• [Task directions] Reproduce every line of the material below, but drop the pictures.

• [Extracted records]
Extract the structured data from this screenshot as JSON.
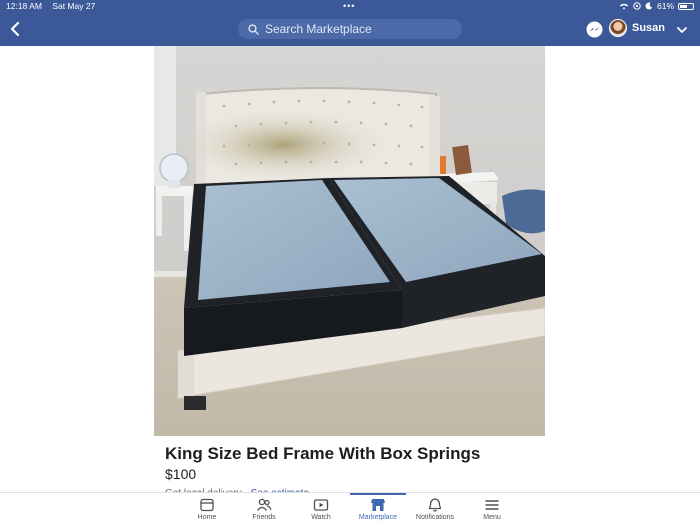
{
  "status_bar": {
    "time": "12:18 AM",
    "date": "Sat May 27",
    "battery_percent": "61%",
    "battery_level": 0.61
  },
  "header": {
    "back_icon": "chevron-left-icon",
    "search_placeholder": "Search Marketplace",
    "profile_name": "Susan",
    "messenger_icon": "messenger-icon",
    "dropdown_icon": "chevron-down-icon"
  },
  "listing": {
    "title": "King Size Bed Frame With Box Springs",
    "price": "$100",
    "delivery_text": "Get local delivery · ",
    "delivery_link": "See estimate"
  },
  "bottom_nav": {
    "items": [
      {
        "label": "Home",
        "icon": "home-icon"
      },
      {
        "label": "Friends",
        "icon": "friends-icon"
      },
      {
        "label": "Watch",
        "icon": "watch-icon"
      },
      {
        "label": "Marketplace",
        "icon": "marketplace-icon",
        "active": true
      },
      {
        "label": "Notifications",
        "icon": "bell-icon"
      },
      {
        "label": "Menu",
        "icon": "menu-icon"
      }
    ]
  },
  "colors": {
    "header_bg": "#3b5998",
    "accent": "#4267b2"
  }
}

• [Reply to the task]
Extract the structured data from this screenshot as JSON.
{
  "status_bar": {
    "time": "12:18 AM",
    "date": "Sat May 27",
    "battery_percent": "61%",
    "battery_level": 0.61
  },
  "header": {
    "back_icon": "chevron-left-icon",
    "search_placeholder": "Search Marketplace",
    "profile_name": "Susan",
    "messenger_icon": "messenger-icon",
    "dropdown_icon": "chevron-down-icon"
  },
  "listing": {
    "title": "King Size Bed Frame With Box Springs",
    "price": "$100",
    "delivery_text": "Get local delivery · ",
    "delivery_link": "See estimate"
  },
  "bottom_nav": {
    "items": [
      {
        "label": "Home",
        "icon": "home-icon"
      },
      {
        "label": "Friends",
        "icon": "friends-icon"
      },
      {
        "label": "Watch",
        "icon": "watch-icon"
      },
      {
        "label": "Marketplace",
        "icon": "marketplace-icon",
        "active": true
      },
      {
        "label": "Notifications",
        "icon": "bell-icon"
      },
      {
        "label": "Menu",
        "icon": "menu-icon"
      }
    ]
  },
  "colors": {
    "header_bg": "#3b5998",
    "accent": "#4267b2"
  }
}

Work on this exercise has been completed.